**Extracted data entries**
________

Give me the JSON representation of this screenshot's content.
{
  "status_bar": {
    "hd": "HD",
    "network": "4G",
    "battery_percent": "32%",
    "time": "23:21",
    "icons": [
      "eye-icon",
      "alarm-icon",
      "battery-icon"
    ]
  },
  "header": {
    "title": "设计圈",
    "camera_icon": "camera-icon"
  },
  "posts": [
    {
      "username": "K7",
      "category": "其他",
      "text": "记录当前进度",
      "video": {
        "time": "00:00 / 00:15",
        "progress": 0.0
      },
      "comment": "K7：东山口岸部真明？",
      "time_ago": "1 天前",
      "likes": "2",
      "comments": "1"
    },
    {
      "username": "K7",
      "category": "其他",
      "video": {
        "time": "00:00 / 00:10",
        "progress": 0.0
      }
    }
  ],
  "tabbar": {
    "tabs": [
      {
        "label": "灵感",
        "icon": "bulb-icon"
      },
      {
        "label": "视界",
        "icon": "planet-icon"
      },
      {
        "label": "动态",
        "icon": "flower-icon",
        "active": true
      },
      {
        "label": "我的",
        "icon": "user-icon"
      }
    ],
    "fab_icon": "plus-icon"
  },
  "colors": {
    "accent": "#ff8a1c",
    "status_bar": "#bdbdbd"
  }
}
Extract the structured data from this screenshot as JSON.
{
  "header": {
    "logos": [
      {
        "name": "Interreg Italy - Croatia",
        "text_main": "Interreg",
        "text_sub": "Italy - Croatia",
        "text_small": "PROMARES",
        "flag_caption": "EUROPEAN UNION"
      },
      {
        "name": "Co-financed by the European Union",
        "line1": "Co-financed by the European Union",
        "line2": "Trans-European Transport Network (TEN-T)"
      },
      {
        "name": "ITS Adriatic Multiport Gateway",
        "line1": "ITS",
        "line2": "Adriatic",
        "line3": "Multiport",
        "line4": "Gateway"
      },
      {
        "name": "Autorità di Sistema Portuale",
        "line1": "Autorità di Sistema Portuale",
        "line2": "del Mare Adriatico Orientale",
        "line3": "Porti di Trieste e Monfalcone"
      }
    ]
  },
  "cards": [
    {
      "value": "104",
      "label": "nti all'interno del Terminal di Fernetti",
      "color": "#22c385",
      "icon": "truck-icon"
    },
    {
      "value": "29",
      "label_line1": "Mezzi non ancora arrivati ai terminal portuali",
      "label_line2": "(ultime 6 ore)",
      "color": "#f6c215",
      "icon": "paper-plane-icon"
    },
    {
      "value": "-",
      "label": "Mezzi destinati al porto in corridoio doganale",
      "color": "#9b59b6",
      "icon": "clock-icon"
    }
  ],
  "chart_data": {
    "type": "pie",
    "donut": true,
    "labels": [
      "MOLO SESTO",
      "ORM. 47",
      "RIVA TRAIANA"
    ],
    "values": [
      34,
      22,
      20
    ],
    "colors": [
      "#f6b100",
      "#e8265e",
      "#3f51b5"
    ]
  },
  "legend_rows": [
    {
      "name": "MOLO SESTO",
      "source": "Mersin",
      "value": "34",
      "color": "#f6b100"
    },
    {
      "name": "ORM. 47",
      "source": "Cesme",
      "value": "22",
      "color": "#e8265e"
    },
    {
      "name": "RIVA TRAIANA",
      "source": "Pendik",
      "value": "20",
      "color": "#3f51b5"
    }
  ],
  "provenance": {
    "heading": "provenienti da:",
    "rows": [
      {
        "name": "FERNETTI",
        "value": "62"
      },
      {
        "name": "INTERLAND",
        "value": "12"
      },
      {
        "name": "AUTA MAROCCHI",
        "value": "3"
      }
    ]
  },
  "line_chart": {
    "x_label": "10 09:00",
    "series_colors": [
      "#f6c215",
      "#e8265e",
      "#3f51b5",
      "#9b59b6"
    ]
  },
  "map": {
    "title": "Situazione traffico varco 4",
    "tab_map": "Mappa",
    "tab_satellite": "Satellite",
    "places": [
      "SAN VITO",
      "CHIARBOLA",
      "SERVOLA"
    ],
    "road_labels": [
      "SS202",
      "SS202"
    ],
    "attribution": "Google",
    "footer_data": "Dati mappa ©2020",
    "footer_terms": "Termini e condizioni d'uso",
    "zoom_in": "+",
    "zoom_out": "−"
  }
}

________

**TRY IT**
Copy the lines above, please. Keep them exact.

**SOLUTION TO THE EXERCISE**
Give me the JSON representation of this screenshot's content.
{
  "status_bar": {
    "hd": "HD",
    "network": "4G",
    "battery_percent": "32%",
    "time": "23:21",
    "icons": [
      "eye-icon",
      "alarm-icon",
      "battery-icon"
    ]
  },
  "header": {
    "title": "设计圈",
    "camera_icon": "camera-icon"
  },
  "posts": [
    {
      "username": "K7",
      "category": "其他",
      "text": "记录当前进度",
      "video": {
        "time": "00:00 / 00:15",
        "progress": 0.0
      },
      "comment": "K7：东山口岸部真明？",
      "time_ago": "1 天前",
      "likes": "2",
      "comments": "1"
    },
    {
      "username": "K7",
      "category": "其他",
      "video": {
        "time": "00:00 / 00:10",
        "progress": 0.0
      }
    }
  ],
  "tabbar": {
    "tabs": [
      {
        "label": "灵感",
        "icon": "bulb-icon"
      },
      {
        "label": "视界",
        "icon": "planet-icon"
      },
      {
        "label": "动态",
        "icon": "flower-icon",
        "active": true
      },
      {
        "label": "我的",
        "icon": "user-icon"
      }
    ],
    "fab_icon": "plus-icon"
  },
  "colors": {
    "accent": "#ff8a1c",
    "status_bar": "#bdbdbd"
  }
}
Extract the structured data from this screenshot as JSON.
{
  "header": {
    "logos": [
      {
        "name": "Interreg Italy - Croatia",
        "text_main": "Interreg",
        "text_sub": "Italy - Croatia",
        "text_small": "PROMARES",
        "flag_caption": "EUROPEAN UNION"
      },
      {
        "name": "Co-financed by the European Union",
        "line1": "Co-financed by the European Union",
        "line2": "Trans-European Transport Network (TEN-T)"
      },
      {
        "name": "ITS Adriatic Multiport Gateway",
        "line1": "ITS",
        "line2": "Adriatic",
        "line3": "Multiport",
        "line4": "Gateway"
      },
      {
        "name": "Autorità di Sistema Portuale",
        "line1": "Autorità di Sistema Portuale",
        "line2": "del Mare Adriatico Orientale",
        "line3": "Porti di Trieste e Monfalcone"
      }
    ]
  },
  "cards": [
    {
      "value": "104",
      "label": "nti all'interno del Terminal di Fernetti",
      "color": "#22c385",
      "icon": "truck-icon"
    },
    {
      "value": "29",
      "label_line1": "Mezzi non ancora arrivati ai terminal portuali",
      "label_line2": "(ultime 6 ore)",
      "color": "#f6c215",
      "icon": "paper-plane-icon"
    },
    {
      "value": "-",
      "label": "Mezzi destinati al porto in corridoio doganale",
      "color": "#9b59b6",
      "icon": "clock-icon"
    }
  ],
  "chart_data": {
    "type": "pie",
    "donut": true,
    "labels": [
      "MOLO SESTO",
      "ORM. 47",
      "RIVA TRAIANA"
    ],
    "values": [
      34,
      22,
      20
    ],
    "colors": [
      "#f6b100",
      "#e8265e",
      "#3f51b5"
    ]
  },
  "legend_rows": [
    {
      "name": "MOLO SESTO",
      "source": "Mersin",
      "value": "34",
      "color": "#f6b100"
    },
    {
      "name": "ORM. 47",
      "source": "Cesme",
      "value": "22",
      "color": "#e8265e"
    },
    {
      "name": "RIVA TRAIANA",
      "source": "Pendik",
      "value": "20",
      "color": "#3f51b5"
    }
  ],
  "provenance": {
    "heading": "provenienti da:",
    "rows": [
      {
        "name": "FERNETTI",
        "value": "62"
      },
      {
        "name": "INTERLAND",
        "value": "12"
      },
      {
        "name": "AUTA MAROCCHI",
        "value": "3"
      }
    ]
  },
  "line_chart": {
    "x_label": "10 09:00",
    "series_colors": [
      "#f6c215",
      "#e8265e",
      "#3f51b5",
      "#9b59b6"
    ]
  },
  "map": {
    "title": "Situazione traffico varco 4",
    "tab_map": "Mappa",
    "tab_satellite": "Satellite",
    "places": [
      "SAN VITO",
      "CHIARBOLA",
      "SERVOLA"
    ],
    "road_labels": [
      "SS202",
      "SS202"
    ],
    "attribution": "Google",
    "footer_data": "Dati mappa ©2020",
    "footer_terms": "Termini e condizioni d'uso",
    "zoom_in": "+",
    "zoom_out": "−"
  }
}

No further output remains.